Much like current superproducers Kanye West, The Neptunes, and Timbaland, there wasn't a record that dropped in the mid-late 80's that didn't have at least one Riley track on it. I could go down the list for days, but here's just a sampling.
Keith Sweat - "I Want Her"
Guy - "Groove Me"
Bobby Brown - "Don't Be Cruel"
Wreckx-n-Effect - "New Jack Swing"
Bell Biv Devoe - "Poison"
The genre is also typified by some less heralded, but still memorable songs. Peep these.
EnTouch - "2 Hype"
Samuelle - "So You Like What You See."
Today - "Why You Gettin' Funky On Me?"
Damian Dame - "Exclusivity"
The Boys - "Dial My Heart"
Prior to New Jack Swing, R&B singers and rappers seldom co-existed. When Jodi Whatley was joined by Rakim for the groundbreaking 1989 hit "Friends" an unholy alliance was formed.
I remember my Dad expressing his shock at such a development.
"A singer and a rapper on the same song? This is like oil and water."
Pops was right. NJS and the whole concept of the "guest rapper" took some time to completely take root, but today the genres of R&B and rap music are virtually interchangable. An underground rapper once famously said the only difference between the two is "in an R&B song, the b*tch sings more". Sure, that's not the most politically correct of statements, but that don't make it untrue. While it was a refreshing change of pace back in 87', it's more or less the reason why I don't listen to terrestrial "urban" radio today. Thanks a lot, Teddy.
Sadly, like most other editions of WOT8's, the New Jack Swing sound saw it's popularity wane by the mid 90's. Riley's trio Guy unceremoniously broke up in the early 90's and Riley went on to form a more successful, albeit far less talented group called Blackstreet. Popular artists like Al B. Sure, Bobby Brown, and Aaron Hall (of Guy) failed to make the transition and saw their once promising careers ethered. Riley is perhaps best known of late for a grizzly bankruptcy/foreclosure, and the subsequent burning down of his Virginia Beach studio. He still produces, albeit on a far smaller scale, but let's respect the architect.

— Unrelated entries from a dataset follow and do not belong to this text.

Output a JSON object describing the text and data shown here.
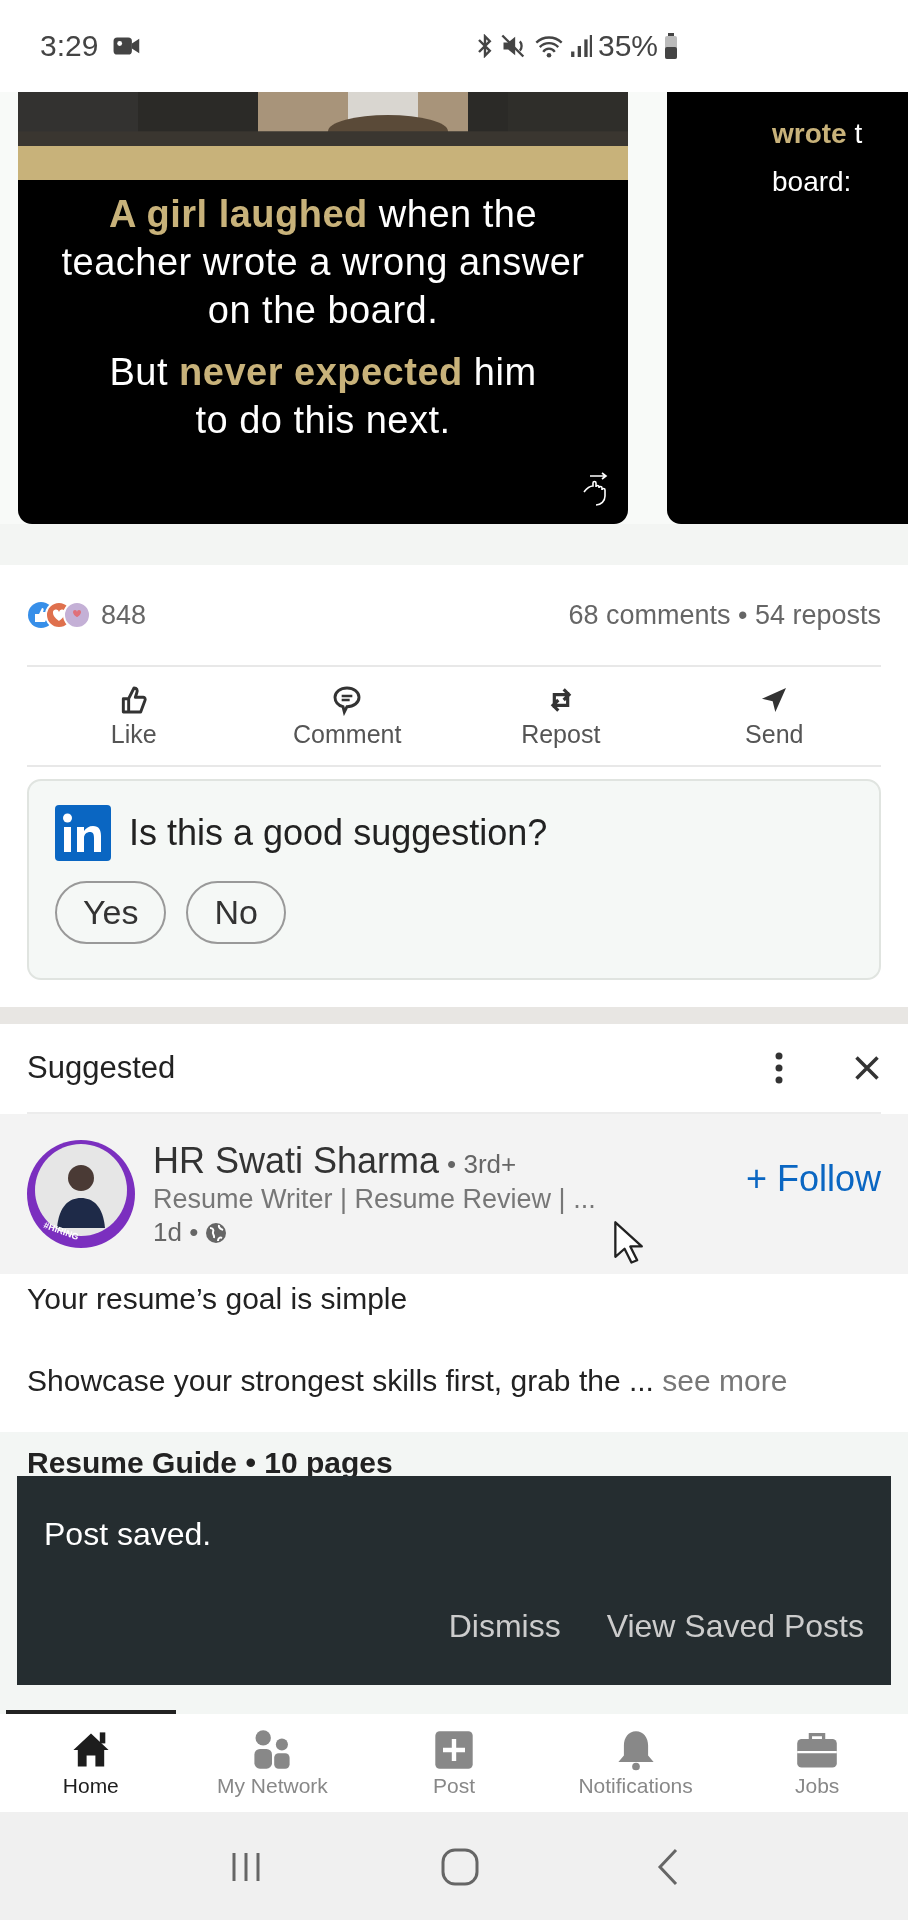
{
  "status_bar": {
    "time": "3:29",
    "battery": "35%"
  },
  "carousel": [
    {
      "paragraphs": [
        [
          "**A girl laughed** when the",
          "teacher wrote a wrong answer",
          "on the board."
        ],
        [
          "But **never expected** him",
          "to do this next."
        ]
      ]
    },
    {
      "kind": "text",
      "paragraphs": [
        [
          "**wrote** t",
          "board:"
        ]
      ]
    }
  ],
  "reactions": {
    "count": "848",
    "summary": "68 comments • 54 reposts"
  },
  "actions": [
    {
      "kind": "like",
      "label": "Like"
    },
    {
      "kind": "comment",
      "label": "Comment"
    },
    {
      "kind": "repost",
      "label": "Repost"
    },
    {
      "kind": "send",
      "label": "Send"
    }
  ],
  "suggestion_prompt": {
    "question": "Is this a good suggestion?",
    "buttons": [
      "Yes",
      "No"
    ]
  },
  "suggested": {
    "header": "Suggested",
    "author": {
      "name": "HR Swati Sharma",
      "degree": "• 3rd+",
      "headline": "Resume Writer | Resume Review | ...",
      "time": "1d •",
      "badge": "#HIRING",
      "follow": "+ Follow"
    },
    "text": [
      "Your resume’s goal is simple",
      "Showcase your strongest skills first, grab the ..."
    ],
    "see_more": "see more",
    "document_title": "Resume Guide • 10 pages"
  },
  "snackbar": {
    "message": "Post saved.",
    "actions": [
      "Dismiss",
      "View Saved Posts"
    ]
  },
  "nav": [
    {
      "kind": "home",
      "label": "Home",
      "selected": true
    },
    {
      "kind": "network",
      "label": "My Network",
      "selected": false
    },
    {
      "kind": "post",
      "label": "Post",
      "selected": false
    },
    {
      "kind": "notifications",
      "label": "Notifications",
      "selected": false
    },
    {
      "kind": "jobs",
      "label": "Jobs",
      "selected": false
    }
  ]
}
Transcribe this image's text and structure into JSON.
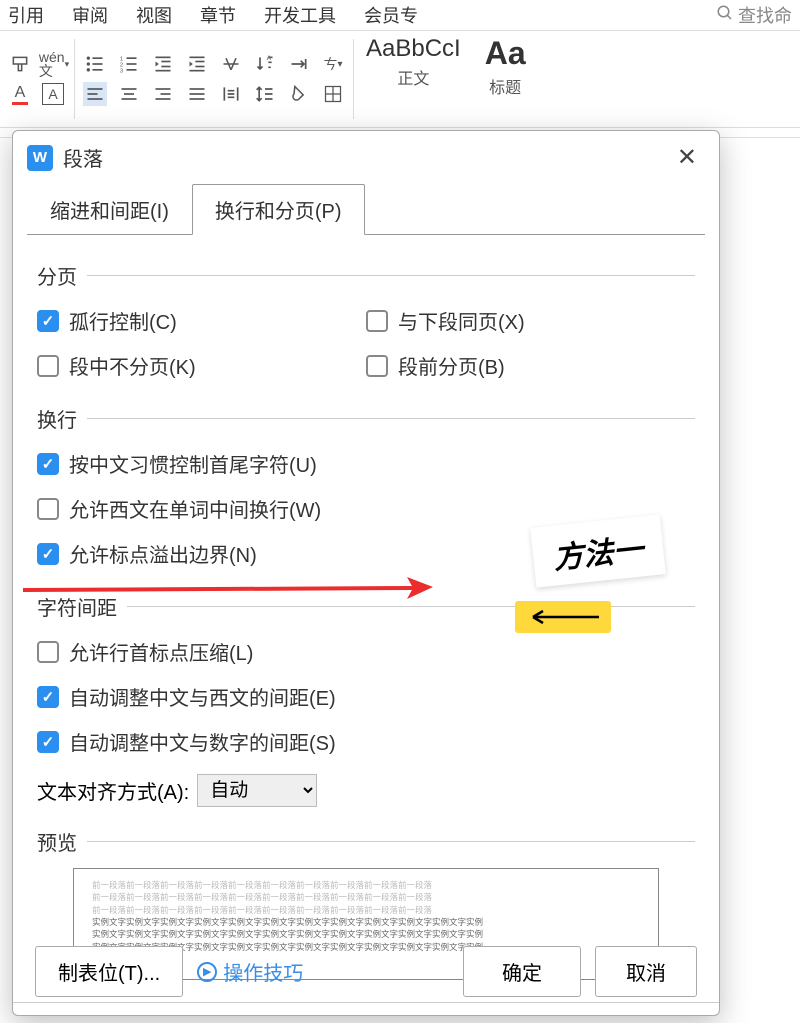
{
  "ribbon": {
    "tabs": [
      "引用",
      "审阅",
      "视图",
      "章节",
      "开发工具",
      "会员专"
    ],
    "search": "查找命"
  },
  "styles": {
    "normal": {
      "preview": "AaBbCcI",
      "label": "正文"
    },
    "heading": {
      "preview": "Aa",
      "label": "标题"
    }
  },
  "dialog": {
    "title": "段落",
    "tabs": {
      "indent": "缩进和间距(I)",
      "line": "换行和分页(P)"
    },
    "sections": {
      "pagination": "分页",
      "linebreak": "换行",
      "spacing": "字符间距",
      "preview": "预览"
    },
    "checkboxes": {
      "orphan": "孤行控制(C)",
      "keepnext": "与下段同页(X)",
      "keeptogether": "段中不分页(K)",
      "pagebreak": "段前分页(B)",
      "cjk": "按中文习惯控制首尾字符(U)",
      "wordwrap": "允许西文在单词中间换行(W)",
      "hangpunct": "允许标点溢出边界(N)",
      "compress": "允许行首标点压缩(L)",
      "autospace_en": "自动调整中文与西文的间距(E)",
      "autospace_num": "自动调整中文与数字的间距(S)"
    },
    "align": {
      "label": "文本对齐方式(A):",
      "value": "自动"
    },
    "preview_text": {
      "light": "前一段落前一段落前一段落前一段落前一段落前一段落前一段落前一段落前一段落前一段落",
      "dark": "实例文字实例文字实例文字实例文字实例文字实例文字实例文字实例文字实例文字实例文字实例文字实例"
    },
    "buttons": {
      "tab": "制表位(T)...",
      "tips": "操作技巧",
      "ok": "确定",
      "cancel": "取消"
    }
  },
  "annotation": {
    "label": "方法一"
  }
}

For better or for worse, New Jack Swing changed the history of black music. Yup yup.
Question: What was your favorite song/group/album/video of the New Jack Swing era?
New Jack Swing Wiki [wikipedia]

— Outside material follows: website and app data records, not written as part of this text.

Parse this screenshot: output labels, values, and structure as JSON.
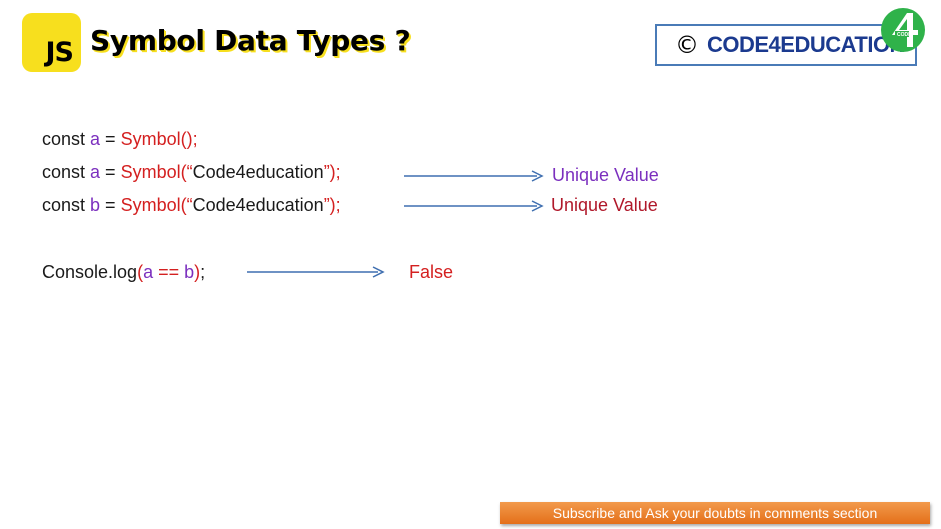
{
  "header": {
    "logo_text": "JS",
    "title": "Symbol Data Types ?"
  },
  "brand": {
    "copyright_symbol": "©",
    "name": "CODE4EDUCATION",
    "logo_icon": "code4education-logo-icon",
    "colors": {
      "text": "#1b3a8f",
      "border": "#4a7bb7",
      "logo": "#2fb24a"
    }
  },
  "code": {
    "line1": {
      "kw": "const ",
      "var": "a",
      "eq": " = ",
      "call": "Symbol();"
    },
    "line2": {
      "kw": "const ",
      "var": "a",
      "eq": " = ",
      "call": "Symbol(",
      "q1": "“",
      "arg": "Code4education",
      "q2": "”);"
    },
    "line3": {
      "kw": "const ",
      "var": "b",
      "eq": " = ",
      "call": "Symbol(",
      "q1": "“",
      "arg": "Code4education",
      "q2": "”);"
    },
    "line4": {
      "fn": "Console.log",
      "open": "(",
      "var_a": "a",
      "op": " == ",
      "var_b": "b",
      "close": ")",
      "end": ";"
    }
  },
  "results": {
    "r1": "Unique Value",
    "r2": "Unique Value",
    "r3": "False"
  },
  "colors": {
    "js_yellow": "#f7df1e",
    "variable": "#7b2fbe",
    "keyword_red": "#d42020",
    "result_purple": "#7b2fbe",
    "result_red": "#b0182a",
    "arrow": "#3f6fb0",
    "footer": "#e97b26"
  },
  "footer": {
    "text": "Subscribe and Ask your doubts in comments section"
  }
}
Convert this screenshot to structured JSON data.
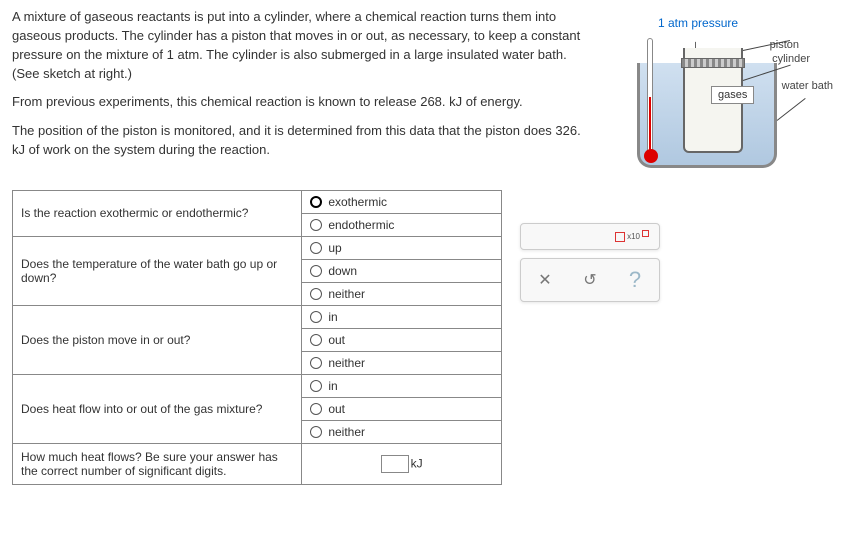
{
  "problem": {
    "p1": "A mixture of gaseous reactants is put into a cylinder, where a chemical reaction turns them into gaseous products. The cylinder has a piston that moves in or out, as necessary, to keep a constant pressure on the mixture of 1 atm. The cylinder is also submerged in a large insulated water bath. (See sketch at right.)",
    "p2": "From previous experiments, this chemical reaction is known to release 268. kJ of energy.",
    "p3": "The position of the piston is monitored, and it is determined from this data that the piston does 326. kJ of work on the system during the reaction."
  },
  "diagram": {
    "pressure": "1 atm pressure",
    "piston": "piston",
    "cylinder": "cylinder",
    "waterbath": "water bath",
    "gases": "gases"
  },
  "questions": [
    {
      "q": "Is the reaction exothermic or endothermic?",
      "type": "radio",
      "options": [
        "exothermic",
        "endothermic"
      ],
      "selected": 0
    },
    {
      "q": "Does the temperature of the water bath go up or down?",
      "type": "radio",
      "options": [
        "up",
        "down",
        "neither"
      ],
      "selected": -1
    },
    {
      "q": "Does the piston move in or out?",
      "type": "radio",
      "options": [
        "in",
        "out",
        "neither"
      ],
      "selected": -1
    },
    {
      "q": "Does heat flow into or out of the gas mixture?",
      "type": "radio",
      "options": [
        "in",
        "out",
        "neither"
      ],
      "selected": -1
    },
    {
      "q": "How much heat flows? Be sure your answer has the correct number of significant digits.",
      "type": "input",
      "unit": "kJ"
    }
  ],
  "toolbar": {
    "x10": "x10",
    "close": "✕",
    "reset": "↺",
    "help": "?"
  }
}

 Oddly, Guy's debut album cover featured a guy who was only a member of the group through the photoshoot of note. Can you name the "guy" who Damion Hall replaced? 10 Cyber CapriSuns™ to the winner. This is a tough one. Don't cheat and Google it either.
Tags Popped: We Owned The 80's